Palma de Mallorca
We are in Palma doing our least favourite thing – waiting for parts to arrive. This time it’s a new alternator which is coming from Barcelona tomorrow, and a new bracket to re-attach our No. 1 auto pilot which has not worked since Falmouth. Still, Palma is a great city and we have had lots of fun seeing our friends, Annie, George and Peggy and Peter who either live or holiday on the island, and eating out with friends of theirs in the fabulous restaurants of the Santa Catalina district of the old town.
On Friday we leave for Sardinia. If nothing goes wrong It will be about 2 days and nights to the islands on the south west of Sardinia and another day or two to Cagliari. We have our friend George Collingwood helping us on the passage. His nickname is ‘The Admiral’ as his ancestor was the great Admiral Collingwood who fought alongside Nelson at the Battle of Trafalgar. (We saw Collingwood’s letter to the Gibraltar Chronicle announcing the victory at Trafalgar in the Garrison Library in Gibraltar.)

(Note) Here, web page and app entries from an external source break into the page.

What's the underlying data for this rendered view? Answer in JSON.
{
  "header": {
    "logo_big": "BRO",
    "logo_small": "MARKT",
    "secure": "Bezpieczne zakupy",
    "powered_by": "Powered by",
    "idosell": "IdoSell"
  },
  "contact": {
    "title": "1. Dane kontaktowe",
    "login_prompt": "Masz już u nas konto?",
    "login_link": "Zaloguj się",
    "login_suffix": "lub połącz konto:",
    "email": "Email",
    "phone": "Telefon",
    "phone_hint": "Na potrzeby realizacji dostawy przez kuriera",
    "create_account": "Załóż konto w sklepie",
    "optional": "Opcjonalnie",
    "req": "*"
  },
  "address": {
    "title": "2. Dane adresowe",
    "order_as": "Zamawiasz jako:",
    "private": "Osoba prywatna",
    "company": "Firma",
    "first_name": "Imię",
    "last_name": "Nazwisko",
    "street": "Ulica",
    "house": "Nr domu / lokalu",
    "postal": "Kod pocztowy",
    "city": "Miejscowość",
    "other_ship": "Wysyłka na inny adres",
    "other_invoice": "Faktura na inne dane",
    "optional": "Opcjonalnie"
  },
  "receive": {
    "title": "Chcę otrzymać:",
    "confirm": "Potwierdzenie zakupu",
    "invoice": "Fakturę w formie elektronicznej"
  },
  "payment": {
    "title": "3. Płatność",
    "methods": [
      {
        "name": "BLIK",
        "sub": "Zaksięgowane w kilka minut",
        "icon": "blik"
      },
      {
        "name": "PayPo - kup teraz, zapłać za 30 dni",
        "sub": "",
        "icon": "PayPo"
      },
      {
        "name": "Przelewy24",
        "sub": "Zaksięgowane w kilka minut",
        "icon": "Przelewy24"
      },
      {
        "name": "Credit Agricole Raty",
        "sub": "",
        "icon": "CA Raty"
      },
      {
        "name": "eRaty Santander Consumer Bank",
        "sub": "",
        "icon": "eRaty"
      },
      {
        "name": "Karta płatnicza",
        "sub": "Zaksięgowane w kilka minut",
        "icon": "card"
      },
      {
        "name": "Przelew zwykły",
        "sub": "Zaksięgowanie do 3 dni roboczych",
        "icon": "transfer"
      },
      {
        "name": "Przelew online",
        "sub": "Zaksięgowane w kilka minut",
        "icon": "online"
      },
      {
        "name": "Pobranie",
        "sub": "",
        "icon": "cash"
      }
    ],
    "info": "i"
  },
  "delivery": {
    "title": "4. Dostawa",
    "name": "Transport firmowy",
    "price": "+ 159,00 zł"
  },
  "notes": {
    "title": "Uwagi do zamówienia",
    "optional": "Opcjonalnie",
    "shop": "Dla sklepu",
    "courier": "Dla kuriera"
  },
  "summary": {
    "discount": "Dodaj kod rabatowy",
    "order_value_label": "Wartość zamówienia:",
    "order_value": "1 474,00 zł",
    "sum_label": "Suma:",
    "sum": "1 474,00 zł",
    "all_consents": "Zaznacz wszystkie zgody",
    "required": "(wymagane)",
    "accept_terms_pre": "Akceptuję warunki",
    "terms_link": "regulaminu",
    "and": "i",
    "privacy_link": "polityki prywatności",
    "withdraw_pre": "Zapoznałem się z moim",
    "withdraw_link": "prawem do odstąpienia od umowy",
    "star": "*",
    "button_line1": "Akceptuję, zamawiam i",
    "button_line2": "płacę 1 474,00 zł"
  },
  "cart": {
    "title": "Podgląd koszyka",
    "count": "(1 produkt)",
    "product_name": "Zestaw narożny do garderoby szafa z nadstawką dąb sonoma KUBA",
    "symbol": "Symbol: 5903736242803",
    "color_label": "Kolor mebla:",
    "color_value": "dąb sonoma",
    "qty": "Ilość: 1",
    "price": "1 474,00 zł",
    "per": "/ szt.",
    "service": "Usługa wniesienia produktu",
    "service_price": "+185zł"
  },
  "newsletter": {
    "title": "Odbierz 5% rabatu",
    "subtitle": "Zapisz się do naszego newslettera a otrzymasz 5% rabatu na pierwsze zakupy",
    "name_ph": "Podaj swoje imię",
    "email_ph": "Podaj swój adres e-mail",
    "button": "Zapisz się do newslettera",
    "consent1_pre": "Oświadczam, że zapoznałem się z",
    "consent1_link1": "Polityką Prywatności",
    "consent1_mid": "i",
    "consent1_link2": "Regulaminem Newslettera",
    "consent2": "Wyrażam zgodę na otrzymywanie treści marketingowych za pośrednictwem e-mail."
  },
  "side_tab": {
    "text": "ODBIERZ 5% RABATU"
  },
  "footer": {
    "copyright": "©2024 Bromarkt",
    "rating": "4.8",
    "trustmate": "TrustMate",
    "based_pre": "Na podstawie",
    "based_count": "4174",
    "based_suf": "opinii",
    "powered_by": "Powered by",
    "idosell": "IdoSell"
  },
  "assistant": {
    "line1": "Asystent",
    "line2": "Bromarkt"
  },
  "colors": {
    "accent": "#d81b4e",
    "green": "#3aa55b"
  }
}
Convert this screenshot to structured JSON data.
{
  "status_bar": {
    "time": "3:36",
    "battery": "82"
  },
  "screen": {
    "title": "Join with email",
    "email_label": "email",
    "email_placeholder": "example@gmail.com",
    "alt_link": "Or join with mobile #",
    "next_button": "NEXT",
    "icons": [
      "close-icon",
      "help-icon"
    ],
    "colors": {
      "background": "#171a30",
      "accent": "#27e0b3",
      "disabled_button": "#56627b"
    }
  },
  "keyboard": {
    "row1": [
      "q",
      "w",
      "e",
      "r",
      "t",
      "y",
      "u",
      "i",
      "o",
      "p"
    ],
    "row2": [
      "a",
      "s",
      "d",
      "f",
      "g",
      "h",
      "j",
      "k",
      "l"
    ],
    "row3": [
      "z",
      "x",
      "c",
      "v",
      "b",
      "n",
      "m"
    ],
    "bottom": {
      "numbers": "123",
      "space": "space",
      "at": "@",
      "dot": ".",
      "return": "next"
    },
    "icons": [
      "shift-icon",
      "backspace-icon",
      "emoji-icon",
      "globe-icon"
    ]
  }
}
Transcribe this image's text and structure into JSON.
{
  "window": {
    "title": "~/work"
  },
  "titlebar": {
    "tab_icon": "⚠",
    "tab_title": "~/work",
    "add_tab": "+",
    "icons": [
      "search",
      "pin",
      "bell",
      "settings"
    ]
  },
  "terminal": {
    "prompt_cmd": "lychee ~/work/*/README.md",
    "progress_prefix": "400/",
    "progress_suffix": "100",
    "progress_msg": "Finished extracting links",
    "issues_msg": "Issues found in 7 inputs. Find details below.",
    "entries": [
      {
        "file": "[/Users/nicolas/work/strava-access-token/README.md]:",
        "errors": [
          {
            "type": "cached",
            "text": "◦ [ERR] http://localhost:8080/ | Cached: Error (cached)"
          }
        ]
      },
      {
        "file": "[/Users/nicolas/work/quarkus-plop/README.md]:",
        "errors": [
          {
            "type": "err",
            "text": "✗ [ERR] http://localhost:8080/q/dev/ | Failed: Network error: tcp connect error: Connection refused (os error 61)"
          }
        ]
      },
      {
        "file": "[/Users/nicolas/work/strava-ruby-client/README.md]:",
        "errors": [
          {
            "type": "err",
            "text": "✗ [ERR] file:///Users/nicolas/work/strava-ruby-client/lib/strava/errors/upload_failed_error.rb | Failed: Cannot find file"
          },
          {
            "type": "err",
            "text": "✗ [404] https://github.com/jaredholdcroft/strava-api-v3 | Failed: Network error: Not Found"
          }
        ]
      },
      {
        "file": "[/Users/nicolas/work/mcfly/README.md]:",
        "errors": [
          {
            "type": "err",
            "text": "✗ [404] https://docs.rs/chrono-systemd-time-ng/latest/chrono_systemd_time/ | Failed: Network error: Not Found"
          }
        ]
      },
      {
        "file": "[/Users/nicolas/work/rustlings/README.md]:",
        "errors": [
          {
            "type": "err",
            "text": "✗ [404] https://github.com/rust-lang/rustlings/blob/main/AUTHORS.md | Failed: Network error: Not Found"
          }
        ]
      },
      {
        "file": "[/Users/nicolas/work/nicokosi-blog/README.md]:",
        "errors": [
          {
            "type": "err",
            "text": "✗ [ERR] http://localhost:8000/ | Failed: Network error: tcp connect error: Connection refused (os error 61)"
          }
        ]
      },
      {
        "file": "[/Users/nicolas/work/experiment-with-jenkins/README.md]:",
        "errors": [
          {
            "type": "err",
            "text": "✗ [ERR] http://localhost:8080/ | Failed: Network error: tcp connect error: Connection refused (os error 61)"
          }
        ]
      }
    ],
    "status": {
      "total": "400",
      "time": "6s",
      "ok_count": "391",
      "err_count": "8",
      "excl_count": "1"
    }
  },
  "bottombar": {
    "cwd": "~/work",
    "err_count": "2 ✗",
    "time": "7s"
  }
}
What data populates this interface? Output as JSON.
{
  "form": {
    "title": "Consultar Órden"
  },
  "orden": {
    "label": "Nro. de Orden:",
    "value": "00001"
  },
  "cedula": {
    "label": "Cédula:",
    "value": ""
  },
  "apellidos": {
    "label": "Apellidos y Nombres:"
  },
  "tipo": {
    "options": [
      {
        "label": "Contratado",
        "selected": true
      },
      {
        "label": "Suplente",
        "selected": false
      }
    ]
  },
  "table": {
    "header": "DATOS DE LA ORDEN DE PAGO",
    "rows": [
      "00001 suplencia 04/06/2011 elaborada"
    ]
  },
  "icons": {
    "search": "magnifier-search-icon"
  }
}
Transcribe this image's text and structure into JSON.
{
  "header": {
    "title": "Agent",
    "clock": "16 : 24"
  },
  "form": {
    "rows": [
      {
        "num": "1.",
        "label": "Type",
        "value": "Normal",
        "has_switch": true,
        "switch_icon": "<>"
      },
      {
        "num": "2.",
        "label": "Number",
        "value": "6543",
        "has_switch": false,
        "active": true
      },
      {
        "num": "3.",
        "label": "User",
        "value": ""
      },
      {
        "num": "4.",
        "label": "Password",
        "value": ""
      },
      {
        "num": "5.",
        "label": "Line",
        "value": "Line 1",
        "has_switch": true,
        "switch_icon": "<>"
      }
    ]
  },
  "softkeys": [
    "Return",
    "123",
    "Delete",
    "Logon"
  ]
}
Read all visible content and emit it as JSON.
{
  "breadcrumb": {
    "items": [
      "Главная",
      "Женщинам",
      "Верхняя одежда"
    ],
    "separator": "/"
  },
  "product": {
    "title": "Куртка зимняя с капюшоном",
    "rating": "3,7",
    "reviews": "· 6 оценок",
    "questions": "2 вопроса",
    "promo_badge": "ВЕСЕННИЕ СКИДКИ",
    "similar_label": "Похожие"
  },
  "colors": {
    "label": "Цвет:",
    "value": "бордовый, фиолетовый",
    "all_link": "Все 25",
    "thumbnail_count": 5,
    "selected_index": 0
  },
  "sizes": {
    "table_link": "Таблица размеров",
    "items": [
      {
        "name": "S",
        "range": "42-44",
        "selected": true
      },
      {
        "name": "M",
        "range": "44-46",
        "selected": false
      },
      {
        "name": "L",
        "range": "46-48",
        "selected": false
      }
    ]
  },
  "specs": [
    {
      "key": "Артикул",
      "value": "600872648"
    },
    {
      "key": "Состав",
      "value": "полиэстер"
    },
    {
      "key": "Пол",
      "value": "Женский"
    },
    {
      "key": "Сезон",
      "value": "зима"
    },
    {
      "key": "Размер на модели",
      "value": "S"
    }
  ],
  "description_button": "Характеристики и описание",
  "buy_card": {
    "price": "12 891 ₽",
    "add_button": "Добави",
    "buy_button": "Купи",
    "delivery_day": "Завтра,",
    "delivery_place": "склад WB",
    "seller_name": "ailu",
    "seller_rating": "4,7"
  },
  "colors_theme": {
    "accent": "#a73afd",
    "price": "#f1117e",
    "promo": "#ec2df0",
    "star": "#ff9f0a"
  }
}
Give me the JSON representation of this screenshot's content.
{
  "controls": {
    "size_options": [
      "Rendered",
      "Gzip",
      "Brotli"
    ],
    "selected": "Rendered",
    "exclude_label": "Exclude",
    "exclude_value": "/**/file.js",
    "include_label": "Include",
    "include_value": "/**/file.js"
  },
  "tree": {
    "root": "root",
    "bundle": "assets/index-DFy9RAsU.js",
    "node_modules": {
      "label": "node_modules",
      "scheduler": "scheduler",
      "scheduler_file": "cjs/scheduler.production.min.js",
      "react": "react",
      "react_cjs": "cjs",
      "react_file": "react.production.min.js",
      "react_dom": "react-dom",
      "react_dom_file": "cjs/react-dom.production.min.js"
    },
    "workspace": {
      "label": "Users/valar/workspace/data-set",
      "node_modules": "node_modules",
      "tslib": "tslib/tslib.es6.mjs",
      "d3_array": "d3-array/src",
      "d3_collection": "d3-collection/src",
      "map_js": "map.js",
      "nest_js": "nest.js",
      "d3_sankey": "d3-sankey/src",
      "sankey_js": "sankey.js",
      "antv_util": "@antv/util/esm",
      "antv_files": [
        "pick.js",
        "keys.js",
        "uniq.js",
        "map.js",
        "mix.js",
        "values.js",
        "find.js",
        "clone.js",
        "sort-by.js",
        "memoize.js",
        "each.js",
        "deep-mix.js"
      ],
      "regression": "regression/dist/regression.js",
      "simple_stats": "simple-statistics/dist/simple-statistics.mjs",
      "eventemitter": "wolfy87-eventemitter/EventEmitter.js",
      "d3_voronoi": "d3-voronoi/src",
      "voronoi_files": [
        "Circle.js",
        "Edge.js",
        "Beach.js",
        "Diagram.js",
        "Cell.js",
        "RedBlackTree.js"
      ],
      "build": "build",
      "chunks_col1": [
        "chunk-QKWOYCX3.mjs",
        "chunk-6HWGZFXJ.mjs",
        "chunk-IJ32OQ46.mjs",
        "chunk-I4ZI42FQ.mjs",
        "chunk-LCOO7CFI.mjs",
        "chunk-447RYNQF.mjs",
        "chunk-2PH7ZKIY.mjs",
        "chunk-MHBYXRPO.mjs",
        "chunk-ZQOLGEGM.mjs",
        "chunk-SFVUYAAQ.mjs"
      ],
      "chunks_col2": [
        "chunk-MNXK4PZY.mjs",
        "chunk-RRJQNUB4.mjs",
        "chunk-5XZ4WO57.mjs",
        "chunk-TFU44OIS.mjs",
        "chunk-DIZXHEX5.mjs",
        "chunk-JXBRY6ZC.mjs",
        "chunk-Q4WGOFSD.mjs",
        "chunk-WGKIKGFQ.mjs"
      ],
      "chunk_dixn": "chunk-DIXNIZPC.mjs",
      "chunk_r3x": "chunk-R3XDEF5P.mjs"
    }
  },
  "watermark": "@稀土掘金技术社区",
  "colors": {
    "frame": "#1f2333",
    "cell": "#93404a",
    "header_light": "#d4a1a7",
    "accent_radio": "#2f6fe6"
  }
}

One sad thing is the disappearance of bird and marine life in the Mediterranean around the coasts of Spain. The sea seems completely dead. We know that the Med has been overfished, but I also think man-made pollution is to blame. Swimming from the beaches along the Costa del Sol you soon realise you are swimming in raw sewage, as rubbish and waste are simply dumped into the sea. Approaching any ports by sea you sail into a thick band of floating rubbish including plastic bags and bottles. We have sailed in many parts of the world where the sea is clean and teaming with life. There is technology to process waste efficiently. It’s a tragedy that the towns of the Spanish Mediterranean have not invested in it. In the Atlantic we saw dolphins, whales and turtles almost every day and a huge variety of sea birds, but in four weeks since leaving Gibraltar we have seen only four rather mangy looking dolphins and here in Palma even seagulls are a rare sight.